  2. Le HT, et al. Plant-derived 3,3’-diindolylmethane is a strong androgen antagonist in human prostate cancer cells. J Biol Chem. 2003 Jun 6;278(23):21136-45
  3. Hwang C et al. Anti-androgenic activity of absorption-enhanced 3,3’-diindolylmethane in prostatectomy patients. Am J Transl Res. 2016 Jan 15;8(1):166-76
  4. Wong CP et al. Effects of sulforaphane and 3,3’-diindolylmethane on genome-wide promoter methylation in normal prostate epithelial cells and prostate cancer cells. Plosone, January 2014;9(1):1-13
  5. Chen L, et  al. Endocrine disruption throughout the hypothalamus-pituitary-gonadal-liver axis in marine medaka (oryzias melestigma) chronically exposed to the antifouling and chemopreventive agent, 3’,3’-diindolylmethane (DIM). Chem Res Toxicol. 2016 Jun 20;29(6):1020-8
  6. Margues M, et al. Low levels of 3,3’-diindolylmethane activate estrogen receptor alpha and induce proliferation of breast cancer cells in the absence of estradiol.BMC Cancer.2014 Jul 21;14:524
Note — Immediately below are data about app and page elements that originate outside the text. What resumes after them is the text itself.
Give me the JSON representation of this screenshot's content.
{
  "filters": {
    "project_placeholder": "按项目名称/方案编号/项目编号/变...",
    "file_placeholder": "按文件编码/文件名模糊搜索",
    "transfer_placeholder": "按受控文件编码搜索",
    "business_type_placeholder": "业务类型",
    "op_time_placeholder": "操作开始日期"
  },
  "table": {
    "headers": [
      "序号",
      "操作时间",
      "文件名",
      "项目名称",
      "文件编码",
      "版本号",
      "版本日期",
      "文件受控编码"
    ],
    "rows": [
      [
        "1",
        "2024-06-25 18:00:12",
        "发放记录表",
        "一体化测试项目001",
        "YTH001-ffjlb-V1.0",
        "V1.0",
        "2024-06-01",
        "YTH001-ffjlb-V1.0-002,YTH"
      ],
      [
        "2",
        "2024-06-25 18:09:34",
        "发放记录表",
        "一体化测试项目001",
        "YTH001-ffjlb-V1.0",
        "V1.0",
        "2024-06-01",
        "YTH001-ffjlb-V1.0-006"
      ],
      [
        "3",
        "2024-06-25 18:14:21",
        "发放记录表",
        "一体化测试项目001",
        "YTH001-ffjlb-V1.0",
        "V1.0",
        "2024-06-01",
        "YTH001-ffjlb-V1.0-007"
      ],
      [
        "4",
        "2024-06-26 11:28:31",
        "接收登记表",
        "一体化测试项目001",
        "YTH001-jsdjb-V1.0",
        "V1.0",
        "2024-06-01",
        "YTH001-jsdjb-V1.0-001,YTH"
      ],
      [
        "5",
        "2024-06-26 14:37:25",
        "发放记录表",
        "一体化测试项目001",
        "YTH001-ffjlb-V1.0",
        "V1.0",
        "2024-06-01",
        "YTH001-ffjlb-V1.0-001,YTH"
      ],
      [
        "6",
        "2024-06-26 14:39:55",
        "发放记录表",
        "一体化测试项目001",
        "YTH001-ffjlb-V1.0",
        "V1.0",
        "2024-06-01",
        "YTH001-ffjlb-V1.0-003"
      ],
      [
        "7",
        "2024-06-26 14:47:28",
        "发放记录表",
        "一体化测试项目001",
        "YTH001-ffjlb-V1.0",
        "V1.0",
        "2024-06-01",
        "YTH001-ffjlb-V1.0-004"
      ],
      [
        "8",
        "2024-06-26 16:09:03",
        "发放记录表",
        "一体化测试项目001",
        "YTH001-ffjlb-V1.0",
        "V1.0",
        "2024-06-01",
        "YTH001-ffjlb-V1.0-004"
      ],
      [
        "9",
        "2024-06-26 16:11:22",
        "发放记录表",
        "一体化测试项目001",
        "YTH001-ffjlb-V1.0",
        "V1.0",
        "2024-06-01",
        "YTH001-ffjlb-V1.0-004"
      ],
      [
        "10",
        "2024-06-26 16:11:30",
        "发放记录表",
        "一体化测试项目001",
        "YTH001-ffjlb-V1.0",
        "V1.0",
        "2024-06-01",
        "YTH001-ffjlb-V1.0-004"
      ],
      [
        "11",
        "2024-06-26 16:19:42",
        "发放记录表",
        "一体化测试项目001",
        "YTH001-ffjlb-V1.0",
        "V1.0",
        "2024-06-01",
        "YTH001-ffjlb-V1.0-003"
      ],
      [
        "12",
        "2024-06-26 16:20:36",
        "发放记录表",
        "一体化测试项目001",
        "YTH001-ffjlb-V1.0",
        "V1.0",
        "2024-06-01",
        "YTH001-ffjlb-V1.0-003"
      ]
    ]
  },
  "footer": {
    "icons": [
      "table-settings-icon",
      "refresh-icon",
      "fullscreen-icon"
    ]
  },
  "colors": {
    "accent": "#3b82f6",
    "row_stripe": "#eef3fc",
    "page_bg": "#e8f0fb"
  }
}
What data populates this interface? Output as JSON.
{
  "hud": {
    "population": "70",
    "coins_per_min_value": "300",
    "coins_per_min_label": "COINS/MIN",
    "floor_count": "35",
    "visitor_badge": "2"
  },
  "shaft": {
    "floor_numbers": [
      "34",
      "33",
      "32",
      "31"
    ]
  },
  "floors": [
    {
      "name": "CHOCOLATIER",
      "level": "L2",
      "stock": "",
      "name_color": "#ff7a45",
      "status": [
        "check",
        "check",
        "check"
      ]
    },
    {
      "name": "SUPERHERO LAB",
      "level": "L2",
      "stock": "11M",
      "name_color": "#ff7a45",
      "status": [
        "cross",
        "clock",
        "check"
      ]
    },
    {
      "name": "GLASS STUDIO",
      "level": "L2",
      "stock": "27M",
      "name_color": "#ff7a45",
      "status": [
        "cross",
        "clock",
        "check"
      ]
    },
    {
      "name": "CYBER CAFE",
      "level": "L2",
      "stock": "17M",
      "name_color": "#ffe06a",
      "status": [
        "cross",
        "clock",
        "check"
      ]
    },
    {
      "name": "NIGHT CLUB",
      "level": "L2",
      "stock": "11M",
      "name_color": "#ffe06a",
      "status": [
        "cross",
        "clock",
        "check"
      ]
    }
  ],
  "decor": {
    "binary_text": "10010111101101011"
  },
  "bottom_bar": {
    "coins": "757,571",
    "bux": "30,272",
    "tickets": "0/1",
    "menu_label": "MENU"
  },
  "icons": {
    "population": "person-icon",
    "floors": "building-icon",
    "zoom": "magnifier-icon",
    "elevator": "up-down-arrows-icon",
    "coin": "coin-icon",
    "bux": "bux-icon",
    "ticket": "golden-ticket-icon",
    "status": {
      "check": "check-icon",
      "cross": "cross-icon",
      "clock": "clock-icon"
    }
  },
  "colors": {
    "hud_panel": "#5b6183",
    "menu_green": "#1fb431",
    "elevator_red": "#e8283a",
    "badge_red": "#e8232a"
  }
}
  7. Tan HK, et al. The mTOR signalling pathway in cancer and the potential mTOR inhibitory activities of natural phytochemicals.Asian Pac J Cancer Prev, 2014;15(16):6463-75